Scarlett, Starlet

From first sketch to printed pages: see how I created the illustrations for Scarlett, Starlet

 

This was the very first sketch I drew of Scarlett leaping. The scale changed and she looks better in colour, but the essence of Scarlett was there from the beginning.

This little parlourmaid was nearly there from the first sketch, too – she just needed to be polished up a bit.


This picture comes halfway through the book, when Scarlett finally gets to dance on a real stage instead of just for her adoring mum and dad. I really wanted to capture Scarlett’s enthusiasm. To me, this first scribbled drawing was just right – all flailing legs and arms. You can see Scarlett loves dancing and throws herself utterly into it, but perhaps isn't entirely technically polished. However the drawing couldn't go in the book as it was – it was tiny, too rough and smudged and the proportions were all wrong. I had to work from it to make a more finished illustration.

I lost a little of the movement in the final artwork, but it’s not too bad. Scarlett’s left arm was rather long in the pencil sketch and shortening it changed the dynamics, but I feel the diagonals in the picture inject movement and energy – the enthusiasm is still there.

These were the only traditional art materials I used in the book – a bottle of black Japanese ink and a black pencil crayon my kids were given in a colouring pack on a JAL flight. With the help of Photoshop, every line, colour and pattern came from from these two.

 

 

 

I made this pattern by dipping a ragged old brush in the Japanese ink, then twirling it on the paper. Once I’d turned the black ink red in Photoshop, it looked a little like red roses – perfect for the pattern on Scarlett’s pyjamas.
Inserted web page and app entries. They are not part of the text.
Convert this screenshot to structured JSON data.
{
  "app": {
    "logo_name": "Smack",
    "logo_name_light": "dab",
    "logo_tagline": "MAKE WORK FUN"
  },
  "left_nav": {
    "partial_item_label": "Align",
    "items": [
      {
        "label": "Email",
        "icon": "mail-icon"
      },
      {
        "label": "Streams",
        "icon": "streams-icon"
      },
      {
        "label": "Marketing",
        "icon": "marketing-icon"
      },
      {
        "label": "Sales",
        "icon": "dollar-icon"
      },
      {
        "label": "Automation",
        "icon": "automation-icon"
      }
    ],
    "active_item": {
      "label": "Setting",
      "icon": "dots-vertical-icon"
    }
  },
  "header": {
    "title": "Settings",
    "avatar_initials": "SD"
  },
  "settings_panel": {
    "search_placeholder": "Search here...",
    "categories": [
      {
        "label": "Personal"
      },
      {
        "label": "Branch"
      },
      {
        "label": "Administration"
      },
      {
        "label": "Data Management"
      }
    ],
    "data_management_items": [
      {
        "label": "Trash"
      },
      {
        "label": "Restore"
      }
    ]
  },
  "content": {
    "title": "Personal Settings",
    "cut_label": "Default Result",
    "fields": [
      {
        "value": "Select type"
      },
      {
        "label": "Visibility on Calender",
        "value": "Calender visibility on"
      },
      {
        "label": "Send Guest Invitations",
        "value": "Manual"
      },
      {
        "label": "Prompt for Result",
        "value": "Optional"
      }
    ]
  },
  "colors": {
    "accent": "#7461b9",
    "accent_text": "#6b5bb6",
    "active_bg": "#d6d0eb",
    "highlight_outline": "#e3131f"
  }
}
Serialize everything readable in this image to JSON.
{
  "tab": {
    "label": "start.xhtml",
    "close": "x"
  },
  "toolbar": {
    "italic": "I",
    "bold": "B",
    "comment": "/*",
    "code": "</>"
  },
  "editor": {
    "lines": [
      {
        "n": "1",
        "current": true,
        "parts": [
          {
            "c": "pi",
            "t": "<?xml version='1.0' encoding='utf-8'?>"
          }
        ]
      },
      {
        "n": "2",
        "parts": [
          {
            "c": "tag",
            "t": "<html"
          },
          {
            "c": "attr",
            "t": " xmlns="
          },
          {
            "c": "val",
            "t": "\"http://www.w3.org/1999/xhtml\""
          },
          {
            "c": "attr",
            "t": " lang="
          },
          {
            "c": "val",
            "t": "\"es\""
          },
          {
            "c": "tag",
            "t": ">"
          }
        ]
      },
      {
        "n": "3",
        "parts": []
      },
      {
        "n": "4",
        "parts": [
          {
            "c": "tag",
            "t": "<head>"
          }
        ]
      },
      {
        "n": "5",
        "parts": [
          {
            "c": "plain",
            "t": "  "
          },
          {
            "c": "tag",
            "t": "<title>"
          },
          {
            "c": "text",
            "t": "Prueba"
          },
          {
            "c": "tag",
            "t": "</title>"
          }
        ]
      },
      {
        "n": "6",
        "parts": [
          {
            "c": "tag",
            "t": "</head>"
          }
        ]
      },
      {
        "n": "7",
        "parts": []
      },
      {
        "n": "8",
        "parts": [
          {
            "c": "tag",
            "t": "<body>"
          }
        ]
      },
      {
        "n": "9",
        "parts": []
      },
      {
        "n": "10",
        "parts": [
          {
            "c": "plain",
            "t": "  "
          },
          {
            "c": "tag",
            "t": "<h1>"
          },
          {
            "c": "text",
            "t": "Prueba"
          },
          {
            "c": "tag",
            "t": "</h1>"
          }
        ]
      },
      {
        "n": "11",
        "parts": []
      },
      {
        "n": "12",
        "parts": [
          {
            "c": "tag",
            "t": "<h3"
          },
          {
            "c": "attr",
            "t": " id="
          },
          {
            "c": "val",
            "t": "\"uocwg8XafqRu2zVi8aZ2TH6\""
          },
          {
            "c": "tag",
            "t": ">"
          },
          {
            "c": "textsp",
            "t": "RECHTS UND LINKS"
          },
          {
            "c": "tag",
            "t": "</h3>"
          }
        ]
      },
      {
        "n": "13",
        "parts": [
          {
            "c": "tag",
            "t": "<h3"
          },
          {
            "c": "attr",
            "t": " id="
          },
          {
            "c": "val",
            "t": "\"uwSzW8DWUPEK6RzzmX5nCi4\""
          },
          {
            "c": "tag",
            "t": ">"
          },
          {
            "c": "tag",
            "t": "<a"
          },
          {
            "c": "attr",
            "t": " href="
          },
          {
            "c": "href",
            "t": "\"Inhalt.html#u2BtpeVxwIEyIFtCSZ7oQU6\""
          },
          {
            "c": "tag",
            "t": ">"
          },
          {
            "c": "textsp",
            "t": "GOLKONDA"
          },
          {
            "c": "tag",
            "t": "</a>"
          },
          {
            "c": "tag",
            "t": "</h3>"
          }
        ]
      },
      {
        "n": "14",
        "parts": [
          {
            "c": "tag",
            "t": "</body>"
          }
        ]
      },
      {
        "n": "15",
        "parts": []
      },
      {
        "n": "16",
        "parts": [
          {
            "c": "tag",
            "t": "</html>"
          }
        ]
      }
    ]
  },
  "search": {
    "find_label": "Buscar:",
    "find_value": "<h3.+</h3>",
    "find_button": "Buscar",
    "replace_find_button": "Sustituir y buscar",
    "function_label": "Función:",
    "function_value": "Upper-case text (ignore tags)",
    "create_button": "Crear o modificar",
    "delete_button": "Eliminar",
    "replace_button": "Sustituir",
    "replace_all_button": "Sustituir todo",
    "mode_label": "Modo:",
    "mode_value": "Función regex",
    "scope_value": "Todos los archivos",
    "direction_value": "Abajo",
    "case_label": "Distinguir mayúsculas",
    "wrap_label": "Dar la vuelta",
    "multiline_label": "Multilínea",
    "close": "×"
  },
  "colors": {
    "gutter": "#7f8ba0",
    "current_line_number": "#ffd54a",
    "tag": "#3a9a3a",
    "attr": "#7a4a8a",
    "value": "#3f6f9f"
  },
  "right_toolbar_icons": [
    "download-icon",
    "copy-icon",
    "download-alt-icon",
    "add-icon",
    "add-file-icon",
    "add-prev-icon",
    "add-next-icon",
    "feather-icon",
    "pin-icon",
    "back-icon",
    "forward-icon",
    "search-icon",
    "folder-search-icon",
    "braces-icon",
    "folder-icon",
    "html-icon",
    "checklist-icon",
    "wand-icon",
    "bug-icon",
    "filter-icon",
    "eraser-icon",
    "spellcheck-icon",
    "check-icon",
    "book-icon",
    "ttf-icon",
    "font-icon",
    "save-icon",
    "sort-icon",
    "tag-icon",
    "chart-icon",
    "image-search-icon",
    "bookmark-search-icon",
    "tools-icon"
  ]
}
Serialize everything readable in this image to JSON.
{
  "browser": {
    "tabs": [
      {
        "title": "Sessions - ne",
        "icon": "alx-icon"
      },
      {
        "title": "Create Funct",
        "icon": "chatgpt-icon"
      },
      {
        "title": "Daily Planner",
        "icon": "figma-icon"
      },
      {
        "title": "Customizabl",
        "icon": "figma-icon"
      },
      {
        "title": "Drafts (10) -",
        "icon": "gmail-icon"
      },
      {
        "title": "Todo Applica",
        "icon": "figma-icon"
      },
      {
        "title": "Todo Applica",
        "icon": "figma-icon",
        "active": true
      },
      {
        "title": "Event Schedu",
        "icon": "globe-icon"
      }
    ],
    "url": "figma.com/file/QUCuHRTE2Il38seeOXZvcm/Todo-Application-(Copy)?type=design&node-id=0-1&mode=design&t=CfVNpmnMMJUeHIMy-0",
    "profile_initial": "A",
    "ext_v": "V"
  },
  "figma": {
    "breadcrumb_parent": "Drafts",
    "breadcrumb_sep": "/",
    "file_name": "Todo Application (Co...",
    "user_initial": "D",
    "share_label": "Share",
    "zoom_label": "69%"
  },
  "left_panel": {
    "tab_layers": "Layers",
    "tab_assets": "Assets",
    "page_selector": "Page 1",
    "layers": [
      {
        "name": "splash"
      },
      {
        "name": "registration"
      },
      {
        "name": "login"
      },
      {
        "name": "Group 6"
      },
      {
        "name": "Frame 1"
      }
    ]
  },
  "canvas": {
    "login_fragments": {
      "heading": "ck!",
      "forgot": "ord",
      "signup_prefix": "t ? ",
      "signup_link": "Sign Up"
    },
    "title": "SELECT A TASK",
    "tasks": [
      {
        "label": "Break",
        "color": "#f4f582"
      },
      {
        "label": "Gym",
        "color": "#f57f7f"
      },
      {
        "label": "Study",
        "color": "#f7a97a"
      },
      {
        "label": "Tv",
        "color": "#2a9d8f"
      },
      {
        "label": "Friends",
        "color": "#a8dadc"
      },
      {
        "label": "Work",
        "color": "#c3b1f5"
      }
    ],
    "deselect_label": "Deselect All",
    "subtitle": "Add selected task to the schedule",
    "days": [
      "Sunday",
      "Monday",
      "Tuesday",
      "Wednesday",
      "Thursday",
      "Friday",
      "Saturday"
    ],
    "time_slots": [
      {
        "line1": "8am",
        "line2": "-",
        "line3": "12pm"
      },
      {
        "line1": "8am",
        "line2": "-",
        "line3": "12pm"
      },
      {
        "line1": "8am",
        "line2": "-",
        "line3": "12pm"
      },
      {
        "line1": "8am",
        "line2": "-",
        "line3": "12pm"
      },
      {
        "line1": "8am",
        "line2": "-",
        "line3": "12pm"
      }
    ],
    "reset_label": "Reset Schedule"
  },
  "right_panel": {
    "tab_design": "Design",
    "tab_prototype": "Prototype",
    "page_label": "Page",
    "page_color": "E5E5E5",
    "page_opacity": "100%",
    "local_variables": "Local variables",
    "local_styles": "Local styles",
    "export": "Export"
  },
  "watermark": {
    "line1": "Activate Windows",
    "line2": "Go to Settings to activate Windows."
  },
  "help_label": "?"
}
Once I’d finished the illustrations, the text need to be added to the pages. Here I am in the HarperCollins Sydney offices with book designer, Hazel Lam (she’s the one in the middle) and Publisher, Chren Byng. We are looking at where Hazel has placed the type.

 

Once the design was finalised, the pages and cover were proofed. I checked the print proofs to check all the colours looked as I hoped. They did – phew!

 

The files were then sent to the printers, and at this stage the sales reps from HarperCollins got busy, travelling around the country and showing new books to booksellers. Here, sales rep Kathleen is showing an unbound BLAD (book layout and design – pre-publication sales material) for Scarlett, Starlet to staff at the Ellison Hawker Bookshop and the State Cinema Bookstore, in Hobart.